- a) Larger than Earth, but just barely.
- b) Smaller than Earth, but larger than Mercury.
6. What makes Saturn’s moon Enceladus special?
- a) It has the most volcanic activity of any moon.
- b) Its giant crater makes it look like the Death Star.
- c) It orbits backwards.
- d) It has continuous geysers shooting water vapor.
All the answers in Question #6 are true of some moon.
Can you name those other three moons?
Here is my favorite song.
It’s about the moon. It’s sung by Audrey Hepburn.
And it starts with a typewriter.
music by Henry Mancini, lyrics by Johnny Mercer
from the movie Breakfast at Tiffany’s (1961)
Thank you for reading!
— Kelly J Hardesty
Scroll down to the end—and you can leave me a note!
Always so lovely to hear from you. .
You Can Read More…
Notes & Footnotes
because… this is science, folks.
The photo of me in the kitchen
is by Janet Lenore
sometime in the autumn of 1979,
at Harvest Moon Vegetarian Restaurant, San Francisco.
(The restaurant is no longer there.)
Janet Lenore was my most loyal customer.
We had fun—two Vacaville girls
new to the big city!
Pima County Library
I use the word “historically” for how bats lived in caves.

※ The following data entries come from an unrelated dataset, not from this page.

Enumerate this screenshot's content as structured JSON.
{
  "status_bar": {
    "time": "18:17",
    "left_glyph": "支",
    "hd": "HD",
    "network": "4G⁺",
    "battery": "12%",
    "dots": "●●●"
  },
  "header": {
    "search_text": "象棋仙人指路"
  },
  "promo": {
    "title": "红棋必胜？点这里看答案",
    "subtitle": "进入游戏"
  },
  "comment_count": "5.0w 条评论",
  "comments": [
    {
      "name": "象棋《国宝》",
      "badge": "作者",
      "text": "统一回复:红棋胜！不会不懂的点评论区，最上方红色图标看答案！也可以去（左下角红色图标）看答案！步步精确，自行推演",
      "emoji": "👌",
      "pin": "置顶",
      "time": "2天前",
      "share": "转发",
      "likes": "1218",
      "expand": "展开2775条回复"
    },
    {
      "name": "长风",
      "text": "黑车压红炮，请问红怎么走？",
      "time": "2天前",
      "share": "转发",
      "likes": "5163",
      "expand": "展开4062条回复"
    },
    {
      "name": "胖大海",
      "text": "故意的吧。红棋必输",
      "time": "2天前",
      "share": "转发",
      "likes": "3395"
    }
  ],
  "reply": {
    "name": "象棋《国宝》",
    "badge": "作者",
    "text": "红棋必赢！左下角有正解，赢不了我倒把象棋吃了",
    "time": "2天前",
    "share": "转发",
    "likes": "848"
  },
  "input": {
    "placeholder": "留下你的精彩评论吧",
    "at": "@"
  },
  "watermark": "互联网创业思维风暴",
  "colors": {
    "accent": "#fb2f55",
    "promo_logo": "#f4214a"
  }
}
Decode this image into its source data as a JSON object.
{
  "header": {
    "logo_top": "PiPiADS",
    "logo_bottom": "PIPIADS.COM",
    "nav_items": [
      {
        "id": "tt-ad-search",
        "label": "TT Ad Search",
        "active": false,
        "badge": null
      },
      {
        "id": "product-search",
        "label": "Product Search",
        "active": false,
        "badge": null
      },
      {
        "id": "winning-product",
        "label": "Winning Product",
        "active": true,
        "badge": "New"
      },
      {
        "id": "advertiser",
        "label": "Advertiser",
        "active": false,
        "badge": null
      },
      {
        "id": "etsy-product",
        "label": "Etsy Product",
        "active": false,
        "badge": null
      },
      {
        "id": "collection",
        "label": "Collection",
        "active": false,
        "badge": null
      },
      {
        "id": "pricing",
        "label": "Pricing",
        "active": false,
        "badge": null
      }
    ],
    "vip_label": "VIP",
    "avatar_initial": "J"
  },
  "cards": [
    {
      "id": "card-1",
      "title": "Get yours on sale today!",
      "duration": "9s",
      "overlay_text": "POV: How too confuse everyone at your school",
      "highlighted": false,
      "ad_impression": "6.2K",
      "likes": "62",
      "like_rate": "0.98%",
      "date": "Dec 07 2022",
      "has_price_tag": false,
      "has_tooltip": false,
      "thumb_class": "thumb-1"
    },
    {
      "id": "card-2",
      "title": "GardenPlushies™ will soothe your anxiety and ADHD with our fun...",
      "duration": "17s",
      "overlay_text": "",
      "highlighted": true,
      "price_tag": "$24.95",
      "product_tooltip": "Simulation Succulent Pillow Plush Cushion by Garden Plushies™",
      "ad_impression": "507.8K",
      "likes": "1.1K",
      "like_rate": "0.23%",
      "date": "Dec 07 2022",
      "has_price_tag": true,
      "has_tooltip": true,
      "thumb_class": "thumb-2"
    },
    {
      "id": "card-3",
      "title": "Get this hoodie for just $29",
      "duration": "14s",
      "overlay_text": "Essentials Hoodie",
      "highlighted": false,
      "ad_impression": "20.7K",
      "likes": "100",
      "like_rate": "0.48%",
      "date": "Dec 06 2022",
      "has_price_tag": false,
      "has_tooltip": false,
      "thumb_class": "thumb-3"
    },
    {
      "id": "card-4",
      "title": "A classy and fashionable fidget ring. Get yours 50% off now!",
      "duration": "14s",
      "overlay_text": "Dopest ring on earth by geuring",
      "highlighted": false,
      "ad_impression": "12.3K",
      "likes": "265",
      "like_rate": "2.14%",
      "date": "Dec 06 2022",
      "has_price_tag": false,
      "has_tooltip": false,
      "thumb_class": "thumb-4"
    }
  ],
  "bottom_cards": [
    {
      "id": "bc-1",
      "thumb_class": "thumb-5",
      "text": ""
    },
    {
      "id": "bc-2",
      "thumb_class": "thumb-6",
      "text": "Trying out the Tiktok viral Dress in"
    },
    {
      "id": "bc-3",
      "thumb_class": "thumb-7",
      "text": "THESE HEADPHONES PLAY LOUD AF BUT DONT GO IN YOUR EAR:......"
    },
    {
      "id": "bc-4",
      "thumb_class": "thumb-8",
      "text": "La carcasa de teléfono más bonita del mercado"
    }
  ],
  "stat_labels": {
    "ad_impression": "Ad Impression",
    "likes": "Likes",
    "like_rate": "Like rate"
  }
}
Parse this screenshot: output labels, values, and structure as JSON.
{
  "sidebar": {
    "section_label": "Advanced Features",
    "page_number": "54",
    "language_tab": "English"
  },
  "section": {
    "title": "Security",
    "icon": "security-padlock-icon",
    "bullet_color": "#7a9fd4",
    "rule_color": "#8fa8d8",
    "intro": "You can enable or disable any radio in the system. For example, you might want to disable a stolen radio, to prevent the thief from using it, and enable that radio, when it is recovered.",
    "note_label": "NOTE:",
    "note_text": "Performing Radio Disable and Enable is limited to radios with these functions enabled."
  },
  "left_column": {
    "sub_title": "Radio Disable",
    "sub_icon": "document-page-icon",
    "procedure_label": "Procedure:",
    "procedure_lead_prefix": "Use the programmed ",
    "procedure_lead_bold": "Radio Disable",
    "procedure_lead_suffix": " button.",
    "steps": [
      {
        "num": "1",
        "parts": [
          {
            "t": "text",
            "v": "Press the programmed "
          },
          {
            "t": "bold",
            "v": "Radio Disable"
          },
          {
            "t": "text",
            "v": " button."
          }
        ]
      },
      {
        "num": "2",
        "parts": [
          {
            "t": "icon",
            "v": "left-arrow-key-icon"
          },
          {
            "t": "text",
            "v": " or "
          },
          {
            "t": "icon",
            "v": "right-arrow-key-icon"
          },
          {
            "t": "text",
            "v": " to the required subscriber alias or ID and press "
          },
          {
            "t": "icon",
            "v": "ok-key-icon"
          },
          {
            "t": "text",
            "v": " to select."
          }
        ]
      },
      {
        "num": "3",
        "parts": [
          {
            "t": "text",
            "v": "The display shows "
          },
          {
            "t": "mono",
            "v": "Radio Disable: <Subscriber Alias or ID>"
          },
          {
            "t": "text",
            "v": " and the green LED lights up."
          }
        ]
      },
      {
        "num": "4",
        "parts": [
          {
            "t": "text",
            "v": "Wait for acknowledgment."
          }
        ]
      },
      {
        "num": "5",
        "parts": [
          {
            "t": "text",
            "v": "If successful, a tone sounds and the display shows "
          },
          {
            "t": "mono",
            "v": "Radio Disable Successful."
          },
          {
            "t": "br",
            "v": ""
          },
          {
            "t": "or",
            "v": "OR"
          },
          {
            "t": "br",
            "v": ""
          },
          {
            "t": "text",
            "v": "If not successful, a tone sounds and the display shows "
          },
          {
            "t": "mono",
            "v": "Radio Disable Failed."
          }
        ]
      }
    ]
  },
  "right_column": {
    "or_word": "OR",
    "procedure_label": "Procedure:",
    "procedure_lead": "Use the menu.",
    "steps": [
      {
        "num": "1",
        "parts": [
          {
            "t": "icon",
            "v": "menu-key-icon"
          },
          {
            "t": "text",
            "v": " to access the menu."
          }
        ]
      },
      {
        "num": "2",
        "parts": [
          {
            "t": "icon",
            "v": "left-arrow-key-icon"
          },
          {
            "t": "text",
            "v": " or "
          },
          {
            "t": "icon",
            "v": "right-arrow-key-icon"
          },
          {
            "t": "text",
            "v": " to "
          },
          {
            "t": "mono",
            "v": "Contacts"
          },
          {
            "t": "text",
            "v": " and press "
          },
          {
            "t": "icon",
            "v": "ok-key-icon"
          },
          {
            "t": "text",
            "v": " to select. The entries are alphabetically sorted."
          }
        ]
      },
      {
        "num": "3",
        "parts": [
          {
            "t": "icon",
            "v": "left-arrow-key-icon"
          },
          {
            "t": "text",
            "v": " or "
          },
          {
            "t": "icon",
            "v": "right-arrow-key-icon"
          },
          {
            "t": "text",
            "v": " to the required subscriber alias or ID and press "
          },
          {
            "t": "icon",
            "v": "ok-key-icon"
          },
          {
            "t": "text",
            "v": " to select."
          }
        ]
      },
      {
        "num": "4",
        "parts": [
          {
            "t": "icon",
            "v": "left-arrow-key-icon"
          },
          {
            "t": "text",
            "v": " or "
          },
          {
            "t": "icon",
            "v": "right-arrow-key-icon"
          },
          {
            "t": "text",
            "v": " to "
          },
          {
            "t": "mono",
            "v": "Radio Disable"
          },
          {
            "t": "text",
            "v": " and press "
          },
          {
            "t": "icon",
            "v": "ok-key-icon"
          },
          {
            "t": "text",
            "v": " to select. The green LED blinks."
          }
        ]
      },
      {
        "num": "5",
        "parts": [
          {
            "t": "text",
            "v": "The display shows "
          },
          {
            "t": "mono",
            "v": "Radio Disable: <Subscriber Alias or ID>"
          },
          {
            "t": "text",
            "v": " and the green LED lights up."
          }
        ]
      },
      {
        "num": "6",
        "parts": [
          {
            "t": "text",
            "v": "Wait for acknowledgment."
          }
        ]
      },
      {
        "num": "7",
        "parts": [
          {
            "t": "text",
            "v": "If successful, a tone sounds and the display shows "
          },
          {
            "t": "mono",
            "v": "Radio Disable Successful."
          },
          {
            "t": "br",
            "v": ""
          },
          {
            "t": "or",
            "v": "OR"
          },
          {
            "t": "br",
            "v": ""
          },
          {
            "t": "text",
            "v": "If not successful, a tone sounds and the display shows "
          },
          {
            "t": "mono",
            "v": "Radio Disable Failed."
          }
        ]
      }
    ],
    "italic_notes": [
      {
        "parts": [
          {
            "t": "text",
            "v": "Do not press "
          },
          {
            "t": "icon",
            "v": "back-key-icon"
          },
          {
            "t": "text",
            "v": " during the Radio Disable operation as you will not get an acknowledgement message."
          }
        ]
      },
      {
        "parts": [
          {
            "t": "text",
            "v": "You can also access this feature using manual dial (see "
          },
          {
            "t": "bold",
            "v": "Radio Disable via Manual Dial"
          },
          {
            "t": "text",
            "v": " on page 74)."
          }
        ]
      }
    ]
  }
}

Prof B said I should have said bats slept in caves in their
EEA (Environment of Evolutionary Adaptedness).
Which I will put up with, because I am quite attached to the
theories of John Bowlby.
You can read more about Bowlby & evolutionary adaptation
in my February 23, 2021 post called… Attachment
(F2) Arizona-Sonoran Desert Museum
Thank you to Leslie Boyer
for talking to me about bats pollinating saguaros.
Merlin D. Tuttle took the Lesser Long-Nosed Bat photo
Bat Conservation International
And I found the photo on the USDA Forest Service webpage
Arizona-Sonoran Desert Museum
New Zealand Department of Conservation (DOC) Te Papa Atawhai
by Veronika Meduna
Te Ara: The Encyclopedia of New Zealand
24 Sep 2007
Finding a Home for Evicted Bats
by Sarah Wetmore
Cool Green Science blog on Nature.org
24 Oct 2016
(F7) Mike Kolendrianos
from the Nature Conservancy
personal communication on 11 February 2019.
Steve Hardesty took the photo of the
Blue Moon, 28 Jan 2019
I also want to thank Steve Hardesty for moon and planet information,
as well as proof-reading the Astronomy Quiz for me.
The NASA Cassini Probe took the photo
of Enceladus under the rings of Saturn.
And I found more moon & planet info
from “Guide to the Night Sky”
a special publication from
Whenever you click on ‘Post Comment’ your comments always come to me first. Then I post them below.
If you’d rather they stay between us, just let me know.
© Kelly J Hardesty 2022